McGonigal: We're taking everything we've seen work in ARGs and amplifying it so more people can have the experience. We've seen ARGs in five cities, but now it's going to be on five continents. We've seen puzzles in other languages, but this whole game is in eight languages. Every piece of content will be translated into eight languages. And localization has been a huge part of the development process, and it's very challenging, but so rewarding. The first week of game, a whole faction of players from Argentina who have never been participants in ARG forums (became very active) on Unfiction....And people wrote in and said, 'This is amazing, this game is showing us how small our world really is.'
This seems like a pretty good example of collective intelligence at work.
McGonigal: We talk about collective intelligence, but you need a diversity of participants to really make it work. It's not just intellectual diversity, but also gender diversity and age diversity. One of the things this game can do is show what the truly geographically collective intelligence really looks like. I don't know that we've really seen one. The Wikipedia articles, maybe. In this game, everyone's writing the same article, to use that metaphor. So we just sit around thinking about how lucky we feel to be doing this.
How many people are involved?
McGonigal: Last weekend, after one week, we had 1,000 players. That's not a lot. We want millions of players. So we're putting the trailers online, and we're hoping tens of thousands of people watch those and that it grows from there. By Beijing, we hope there will be millions. That has to happen.
But it's a slow ramp up?
McGonigal: Yeah, one of the things I learned about I Love Bees is how important it is to respect the ARG community and give them the opportunity to play with something first, and kind of get things organized, and set up for when someone who's never played before shows up. So we sent out The Lost Ring rabbit holes--a box of clues to the game--to about 50 all-star players to get them going. It's not we were advertising on TV. So by time other players show up, they won't get lost. We're thinking about how to make this huge narrative experience not be overwhelming.
So the game is for people at any level?

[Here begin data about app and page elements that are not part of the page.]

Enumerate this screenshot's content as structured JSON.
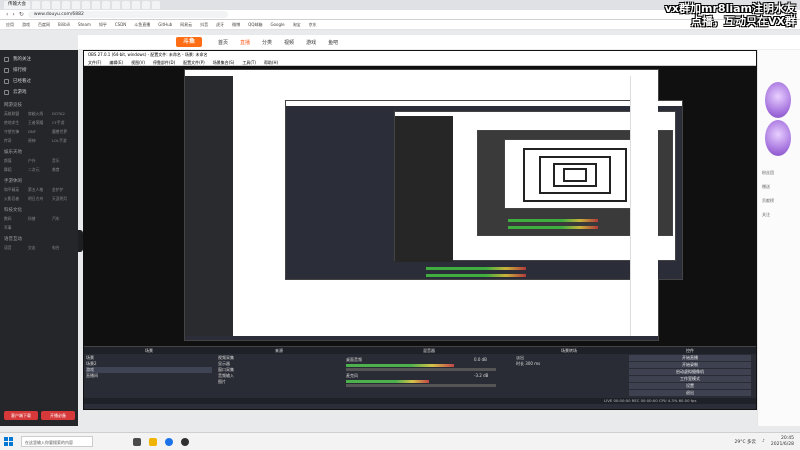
{
  "browser": {
    "tabs": [
      "传输大会",
      "",
      "",
      "",
      "",
      "",
      "",
      "",
      "",
      "",
      "",
      "",
      "",
      "",
      "",
      "",
      "",
      "",
      ""
    ],
    "address": "www.douyu.com/6882",
    "bookmarks": [
      "应用",
      "游戏",
      "百度网",
      "Bilibili",
      "Steam",
      "知乎",
      "CSDN",
      "斗鱼直播",
      "GitHub",
      "网易云",
      "抖音",
      "虎牙",
      "微博",
      "QQ邮箱",
      "Google",
      "淘宝",
      "京东"
    ]
  },
  "overlay": {
    "line1": "vx群加mr8liam注明水友",
    "line2": "点播，互动只在VX群"
  },
  "site": {
    "logo": "斗鱼",
    "nav": [
      "首页",
      "直播",
      "分类",
      "视频",
      "游戏",
      "鱼吧"
    ],
    "active_index": 1
  },
  "sidebar": {
    "items": [
      "我的关注",
      "排行榜",
      "已经看过",
      "云游戏"
    ],
    "sections": [
      {
        "title": "网游竞技",
        "entries": [
          "英雄联盟",
          "穿越火线",
          "DOTA2",
          "绝地求生",
          "王者荣耀",
          "CF手游",
          "守望先锋",
          "DNF",
          "魔兽世界",
          "传奇",
          "原神",
          "LOL手游"
        ]
      },
      {
        "title": "娱乐天地",
        "entries": [
          "颜值",
          "户外",
          "音乐",
          "舞蹈",
          "二次元",
          "美食"
        ]
      },
      {
        "title": "手游休闲",
        "entries": [
          "和平精英",
          "第五人格",
          "金铲铲",
          "火影忍者",
          "明日方舟",
          "天涯明月"
        ]
      },
      {
        "title": "科技文化",
        "entries": [
          "数码",
          "科普",
          "汽车",
          "军事"
        ]
      },
      {
        "title": "语音互动",
        "entries": [
          "语音",
          "交友",
          "电台"
        ]
      }
    ],
    "buttons": [
      "客户端下载",
      "开播必备"
    ]
  },
  "obs": {
    "title": "OBS 27.0.1 (64-bit, windows) - 配置文件: 未命名 - 场景: 未命名",
    "menu": [
      "文件(F)",
      "编辑(E)",
      "视图(V)",
      "停靠部件(D)",
      "配置文件(P)",
      "场景集合(S)",
      "工具(T)",
      "帮助(H)"
    ],
    "panel_headers": [
      "场景",
      "来源",
      "混音器",
      "场景转场",
      "控件"
    ],
    "scenes": [
      "场景",
      "场景2",
      "游戏",
      "直播间"
    ],
    "sources": [
      "视频采集",
      "显示器",
      "窗口采集",
      "音频输入",
      "图片"
    ],
    "mixer": [
      {
        "name": "桌面音频",
        "db": "0.0 dB",
        "level": 0.72
      },
      {
        "name": "麦克风",
        "db": "-3.2 dB",
        "level": 0.55
      }
    ],
    "transition": {
      "type": "淡出",
      "duration_label": "时长",
      "duration": "300 ms"
    },
    "controls": [
      "开始直播",
      "开始录制",
      "启动虚拟摄像机",
      "工作室模式",
      "设置",
      "退出"
    ],
    "status": "LIVE 00:00:00  REC 00:00:00  CPU 4.3%  60.00 fps"
  },
  "rpanel": {
    "texts": [
      "粉丝团",
      "赠送",
      "贡献榜",
      "关注"
    ]
  },
  "taskbar": {
    "search_placeholder": "在这里输入你要搜索的内容",
    "weather": "29°C 多云",
    "time": "20:45",
    "date": "2021/6/28"
  }
}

McGonigal: Yes. I'm so excited about the historian podcasts. If someone did nothing but listen to the historian podcasts, which blend history with our alternate reality, if they did nothing but listen and then take the quiz, take the poll, if that were all that you did, you would have such a great experience of the summer Olympics. Your head would be full. You'd be like, I know the secret reality. I definitely hope that when people put the Olympics on the TV, they'll feel they're not vicariously experiencing it, but feel, 'I'm in it, it's not something I'm experiencing remotely, I'm having my own true, real Olympics experience.'
What can people learn from the game?
McGonigal: They're going to learn about their own strengths. We're going to help them learn what they're good at and then give them missions that are totally customizable to their personal strengths. That's the part of the game I'm most proud of, that innovation. In the ARG world, you don't always know what you're supposed to do. You spend a lot of time waiting and waiting. So we wanted it to be so that for everybody, every time you come to one of the game sites, you know exactly what you're supposed to do, and that we need you because this is what you said you were good at. But that part hasn't started yet.
How can this game impact someone in China or India?
McGonigal: The answer to how any ordinary person will experience this game lies in the Lost Sport podcast. It will be the first alternate reality podcast. It appears that this ancient sport has been lost for 2,000 years, and if people can figure out how to play it, this new sport will be something anyone in any country can play. And the experience of playing it is going to be a very big part of the mainstream experience.
See more stories in CNET News.com's coverage of SXSWi (click here).